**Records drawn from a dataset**
━━━━━━

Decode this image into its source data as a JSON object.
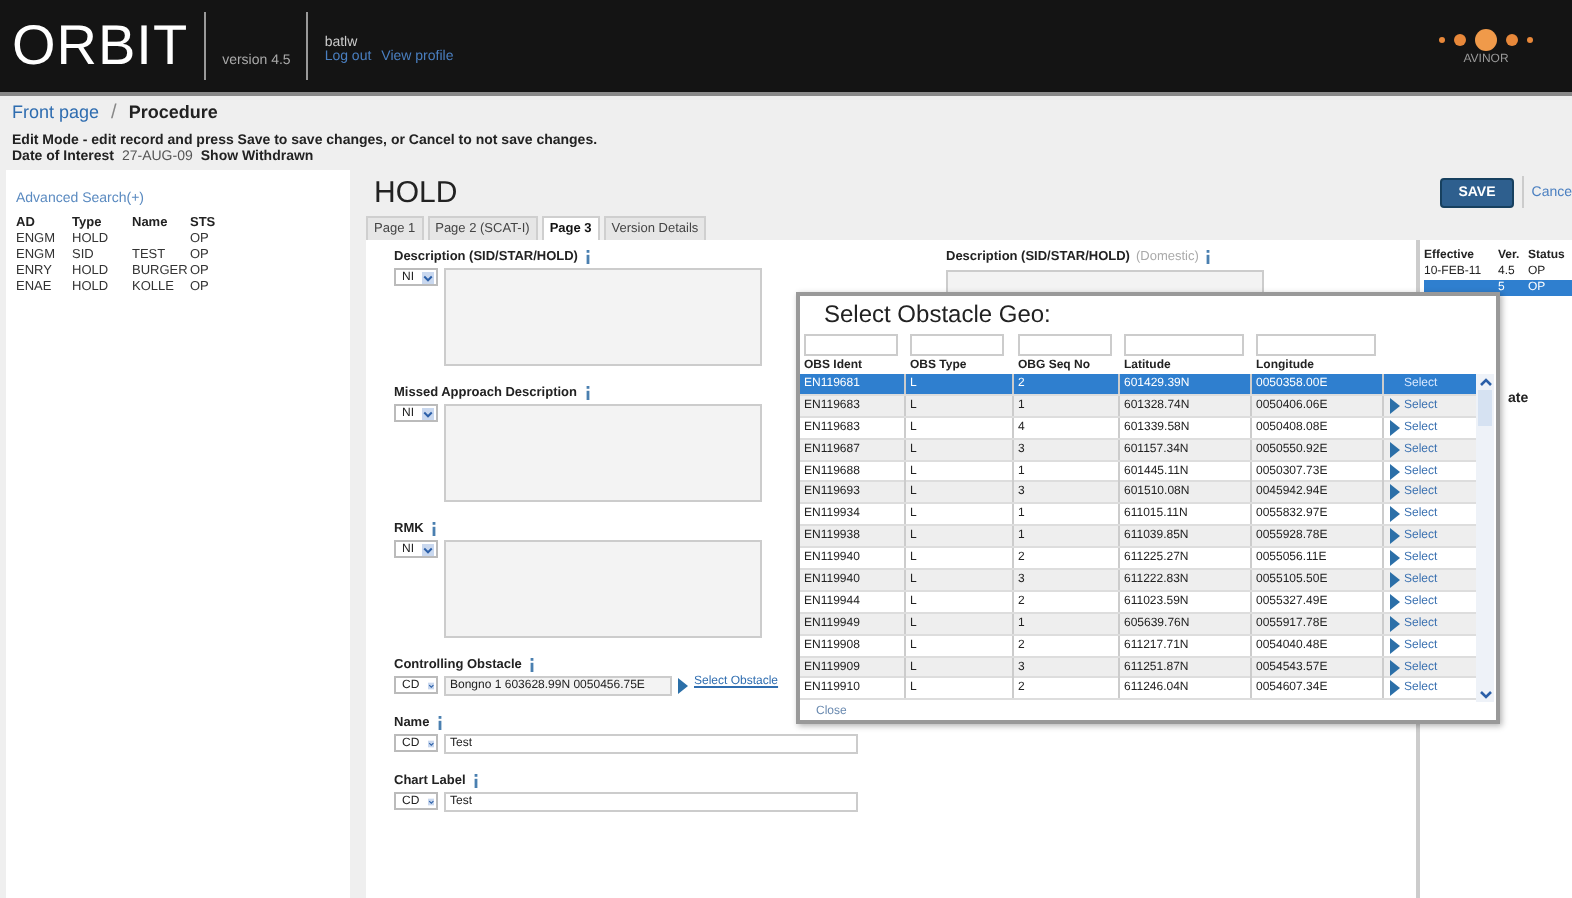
{
  "header": {
    "logo": "ORBIT",
    "version": "version 4.5",
    "user": "batlw",
    "logout": "Log out",
    "profile": "View profile",
    "brand": "AVINOR"
  },
  "breadcrumb": {
    "home": "Front page",
    "separator": "/",
    "current": "Procedure"
  },
  "instructions": "Edit Mode - edit record and press Save to save changes, or Cancel to not save changes.",
  "date_of_interest": {
    "label": "Date of Interest",
    "value": "27-AUG-09",
    "withdrawn": "Show Withdrawn"
  },
  "sidebar": {
    "advanced_search": "Advanced Search(+)",
    "columns": [
      "AD",
      "Type",
      "Name",
      "STS"
    ],
    "rows": [
      [
        "ENGM",
        "HOLD",
        "",
        "OP"
      ],
      [
        "ENGM",
        "SID",
        "TEST",
        "OP"
      ],
      [
        "ENRY",
        "HOLD",
        "BURGER",
        "OP"
      ],
      [
        "ENAE",
        "HOLD",
        "KOLLE",
        "OP"
      ]
    ]
  },
  "title": "HOLD",
  "save": "SAVE",
  "cancel": "Cance",
  "tabs": [
    {
      "label": "Page 1",
      "selected": false
    },
    {
      "label": "Page 2 (SCAT-I)",
      "selected": false
    },
    {
      "label": "Page 3",
      "selected": true
    },
    {
      "label": "Version Details",
      "selected": false
    }
  ],
  "fields": [
    {
      "kind": "textarea",
      "label": "Description (SID/STAR/HOLD)",
      "select": "NI"
    },
    {
      "kind": "textarea",
      "label": "Missed Approach Description",
      "select": "NI"
    },
    {
      "kind": "textarea",
      "label": "RMK",
      "select": "NI"
    },
    {
      "kind": "obstacle",
      "label": "Controlling Obstacle",
      "select": "CD",
      "value": "Bongno 1 603628.99N 0050456.75E",
      "link": "Select Obstacle"
    },
    {
      "kind": "input",
      "label": "Name",
      "select": "CD",
      "value": "Test"
    },
    {
      "kind": "input",
      "label": "Chart Label",
      "select": "CD",
      "value": "Test"
    }
  ],
  "domestic_field": {
    "label": "Description (SID/STAR/HOLD)",
    "note": "(Domestic)"
  },
  "history": {
    "columns": [
      "Effective",
      "Ver.",
      "Status"
    ],
    "rows": [
      {
        "effective": "10-FEB-11",
        "ver": "4.5",
        "status": "OP",
        "selected": false
      },
      {
        "ver": "5",
        "status": "OP",
        "selected": true
      }
    ]
  },
  "history_partial_label": "ate",
  "dialog": {
    "title": "Select Obstacle Geo:",
    "columns": [
      "OBS Ident",
      "OBS Type",
      "OBG Seq No",
      "Latitude",
      "Longitude"
    ],
    "close": "Close",
    "rows": [
      {
        "cells": [
          "EN119681",
          "L",
          "2",
          "601429.39N",
          "0050358.00E"
        ],
        "select": "Select",
        "selected": true
      },
      {
        "cells": [
          "EN119683",
          "L",
          "1",
          "601328.74N",
          "0050406.06E"
        ],
        "select": "Select",
        "selected": false
      },
      {
        "cells": [
          "EN119683",
          "L",
          "4",
          "601339.58N",
          "0050408.08E"
        ],
        "select": "Select",
        "selected": false
      },
      {
        "cells": [
          "EN119687",
          "L",
          "3",
          "601157.34N",
          "0050550.92E"
        ],
        "select": "Select",
        "selected": false
      },
      {
        "cells": [
          "EN119688",
          "L",
          "1",
          "601445.11N",
          "0050307.73E"
        ],
        "select": "Select",
        "selected": false
      },
      {
        "cells": [
          "EN119693",
          "L",
          "3",
          "601510.08N",
          "0045942.94E"
        ],
        "select": "Select",
        "selected": false
      },
      {
        "cells": [
          "EN119934",
          "L",
          "1",
          "611015.11N",
          "0055832.97E"
        ],
        "select": "Select",
        "selected": false
      },
      {
        "cells": [
          "EN119938",
          "L",
          "1",
          "611039.85N",
          "0055928.78E"
        ],
        "select": "Select",
        "selected": false
      },
      {
        "cells": [
          "EN119940",
          "L",
          "2",
          "611225.27N",
          "0055056.11E"
        ],
        "select": "Select",
        "selected": false
      },
      {
        "cells": [
          "EN119940",
          "L",
          "3",
          "611222.83N",
          "0055105.50E"
        ],
        "select": "Select",
        "selected": false
      },
      {
        "cells": [
          "EN119944",
          "L",
          "2",
          "611023.59N",
          "0055327.49E"
        ],
        "select": "Select",
        "selected": false
      },
      {
        "cells": [
          "EN119949",
          "L",
          "1",
          "605639.76N",
          "0055917.78E"
        ],
        "select": "Select",
        "selected": false
      },
      {
        "cells": [
          "EN119908",
          "L",
          "2",
          "611217.71N",
          "0054040.48E"
        ],
        "select": "Select",
        "selected": false
      },
      {
        "cells": [
          "EN119909",
          "L",
          "3",
          "611251.87N",
          "0054543.57E"
        ],
        "select": "Select",
        "selected": false
      },
      {
        "cells": [
          "EN119910",
          "L",
          "2",
          "611246.04N",
          "0054607.34E"
        ],
        "select": "Select",
        "selected": false
      }
    ]
  }
}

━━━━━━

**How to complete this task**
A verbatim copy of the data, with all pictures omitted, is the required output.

**Solution to this problem**
Decode this image into its source data as a JSON object.
{
  "header": {
    "logo": "ORBIT",
    "version": "version 4.5",
    "user": "batlw",
    "logout": "Log out",
    "profile": "View profile",
    "brand": "AVINOR"
  },
  "breadcrumb": {
    "home": "Front page",
    "separator": "/",
    "current": "Procedure"
  },
  "instructions": "Edit Mode - edit record and press Save to save changes, or Cancel to not save changes.",
  "date_of_interest": {
    "label": "Date of Interest",
    "value": "27-AUG-09",
    "withdrawn": "Show Withdrawn"
  },
  "sidebar": {
    "advanced_search": "Advanced Search(+)",
    "columns": [
      "AD",
      "Type",
      "Name",
      "STS"
    ],
    "rows": [
      [
        "ENGM",
        "HOLD",
        "",
        "OP"
      ],
      [
        "ENGM",
        "SID",
        "TEST",
        "OP"
      ],
      [
        "ENRY",
        "HOLD",
        "BURGER",
        "OP"
      ],
      [
        "ENAE",
        "HOLD",
        "KOLLE",
        "OP"
      ]
    ]
  },
  "title": "HOLD",
  "save": "SAVE",
  "cancel": "Cance",
  "tabs": [
    {
      "label": "Page 1",
      "selected": false
    },
    {
      "label": "Page 2 (SCAT-I)",
      "selected": false
    },
    {
      "label": "Page 3",
      "selected": true
    },
    {
      "label": "Version Details",
      "selected": false
    }
  ],
  "fields": [
    {
      "kind": "textarea",
      "label": "Description (SID/STAR/HOLD)",
      "select": "NI"
    },
    {
      "kind": "textarea",
      "label": "Missed Approach Description",
      "select": "NI"
    },
    {
      "kind": "textarea",
      "label": "RMK",
      "select": "NI"
    },
    {
      "kind": "obstacle",
      "label": "Controlling Obstacle",
      "select": "CD",
      "value": "Bongno 1 603628.99N 0050456.75E",
      "link": "Select Obstacle"
    },
    {
      "kind": "input",
      "label": "Name",
      "select": "CD",
      "value": "Test"
    },
    {
      "kind": "input",
      "label": "Chart Label",
      "select": "CD",
      "value": "Test"
    }
  ],
  "domestic_field": {
    "label": "Description (SID/STAR/HOLD)",
    "note": "(Domestic)"
  },
  "history": {
    "columns": [
      "Effective",
      "Ver.",
      "Status"
    ],
    "rows": [
      {
        "effective": "10-FEB-11",
        "ver": "4.5",
        "status": "OP",
        "selected": false
      },
      {
        "ver": "5",
        "status": "OP",
        "selected": true
      }
    ]
  },
  "history_partial_label": "ate",
  "dialog": {
    "title": "Select Obstacle Geo:",
    "columns": [
      "OBS Ident",
      "OBS Type",
      "OBG Seq No",
      "Latitude",
      "Longitude"
    ],
    "close": "Close",
    "rows": [
      {
        "cells": [
          "EN119681",
          "L",
          "2",
          "601429.39N",
          "0050358.00E"
        ],
        "select": "Select",
        "selected": true
      },
      {
        "cells": [
          "EN119683",
          "L",
          "1",
          "601328.74N",
          "0050406.06E"
        ],
        "select": "Select",
        "selected": false
      },
      {
        "cells": [
          "EN119683",
          "L",
          "4",
          "601339.58N",
          "0050408.08E"
        ],
        "select": "Select",
        "selected": false
      },
      {
        "cells": [
          "EN119687",
          "L",
          "3",
          "601157.34N",
          "0050550.92E"
        ],
        "select": "Select",
        "selected": false
      },
      {
        "cells": [
          "EN119688",
          "L",
          "1",
          "601445.11N",
          "0050307.73E"
        ],
        "select": "Select",
        "selected": false
      },
      {
        "cells": [
          "EN119693",
          "L",
          "3",
          "601510.08N",
          "0045942.94E"
        ],
        "select": "Select",
        "selected": false
      },
      {
        "cells": [
          "EN119934",
          "L",
          "1",
          "611015.11N",
          "0055832.97E"
        ],
        "select": "Select",
        "selected": false
      },
      {
        "cells": [
          "EN119938",
          "L",
          "1",
          "611039.85N",
          "0055928.78E"
        ],
        "select": "Select",
        "selected": false
      },
      {
        "cells": [
          "EN119940",
          "L",
          "2",
          "611225.27N",
          "0055056.11E"
        ],
        "select": "Select",
        "selected": false
      },
      {
        "cells": [
          "EN119940",
          "L",
          "3",
          "611222.83N",
          "0055105.50E"
        ],
        "select": "Select",
        "selected": false
      },
      {
        "cells": [
          "EN119944",
          "L",
          "2",
          "611023.59N",
          "0055327.49E"
        ],
        "select": "Select",
        "selected": false
      },
      {
        "cells": [
          "EN119949",
          "L",
          "1",
          "605639.76N",
          "0055917.78E"
        ],
        "select": "Select",
        "selected": false
      },
      {
        "cells": [
          "EN119908",
          "L",
          "2",
          "611217.71N",
          "0054040.48E"
        ],
        "select": "Select",
        "selected": false
      },
      {
        "cells": [
          "EN119909",
          "L",
          "3",
          "611251.87N",
          "0054543.57E"
        ],
        "select": "Select",
        "selected": false
      },
      {
        "cells": [
          "EN119910",
          "L",
          "2",
          "611246.04N",
          "0054607.34E"
        ],
        "select": "Select",
        "selected": false
      }
    ]
  }
}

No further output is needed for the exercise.